SDC activities in fragile contexts are carried out with the objective of maintaining continuity. Working in a more adapted and flexible fashion invariably brings certain risks. However, this approach is better suited to the lifestyle and needs of these people. Mobile schools would make no sense in the southern part of the country, for instance. Due to its own history, Switzerland has developed this capacity to find solutions that take specific contexts into account, which is why Switzerland enjoys a high level of credibility on the ground.

In terms of gender, have any special efforts been made to help women in Mali to become more integrated?

Of course, this is one of our objectives, which nevertheless poses a major challenge. You have to understand that women traditionally hold an important status. They enjoy considerable freedom despite the fact that the system is rather patriarchal. An important part of our work is to create opportunities without moving too quickly. This ensures that men do not withdraw their support, which would be counter-productive.

We are therefore able to help women gain access to vocational education and training, which allows them to become more economically independent. Mobile schools are another good example, where we've been very successful at providing young girls with access to basic education. However, at the social level, we still need to be patient. Social changes take time. Every country has to go through the same process, even Switzerland. There are a certain number of gender issues in Switzerland that remain less than optimal despite the fact that everything looks perfect from the outside.

Some matters are extremely difficult to impose from the outside. Take female circumcision (or female genital cutting), for instance: in the 1980s-1990s, many organisations worked hard to eliminate this practice. The problem is that female circumcision is an integral part of Malian society and strongly supported by the women themselves. We can argue against it but are unable to impose its abolition. It is society that needs to move at its own pace.

In our work, we try to make the most of opportunities that arise. Whenever a door opens – and this is probably one of the greatest strengths of the SDC – we enter it. And this generally yields good results. However, if we try to force the door open, we encounter resistance, which prevents us from making any progress for a long time. We need to wait for people to be ready to receive what we offer. This can take a while but taking the time needed is exactly what makes the SDC unique. If we consider women's access to land, for instance, I would say that the time is right. If someone had acted upon the idea only five years ago, they would have had no chance of success.

What about your personal experience in Mali? How have the people you know there responded to the coup d'état?

Of course, it was terrible and resulted in numerous personal tragedies. It is a very difficult situation. However, I believe that it is faith, regardless of one's personal religious beliefs, that has enabled the people to handle such an extreme situation. Other than that, the country is full of colour and human warmth. The Malian people are very courteous and discrete but at the same time they love to laugh. I found it very remarkable that even at the most difficult times following the coup d'état, they didn't stop telling jokes!

Are you optimistic about the elections that the transition government plans to organise?

I am not pessimistic. Mali is an old country with a long history, which gives me hope. A particular feature of this country is that social cohesion is strong and its people have a great capacity for dialogue.
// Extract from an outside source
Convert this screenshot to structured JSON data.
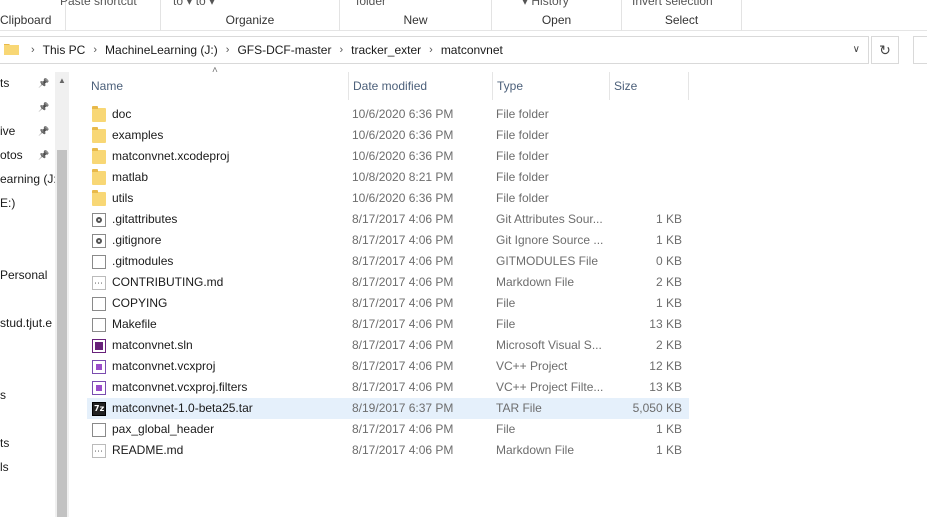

It is rare that people stop talking to one another in Mali.

Starting from the end of June 2012, you will no longer serve as Director of the Swiss Cooperation Office in Mali. Would you have preferred to remain longer or are you looking forward to returning to Switzerland?

It is not easy to leave a country, and the men and women there, at such a difficult time. I feel as if I were leaving a friend exactly when he needs me most. However, I know that my successor is fully qualified and this puts my mind at ease.

 

Note: See brochure “Swiss Cooperation Strategy in Mali 2012-2015” (fr)

Fragile states: adapting and enhancing commitment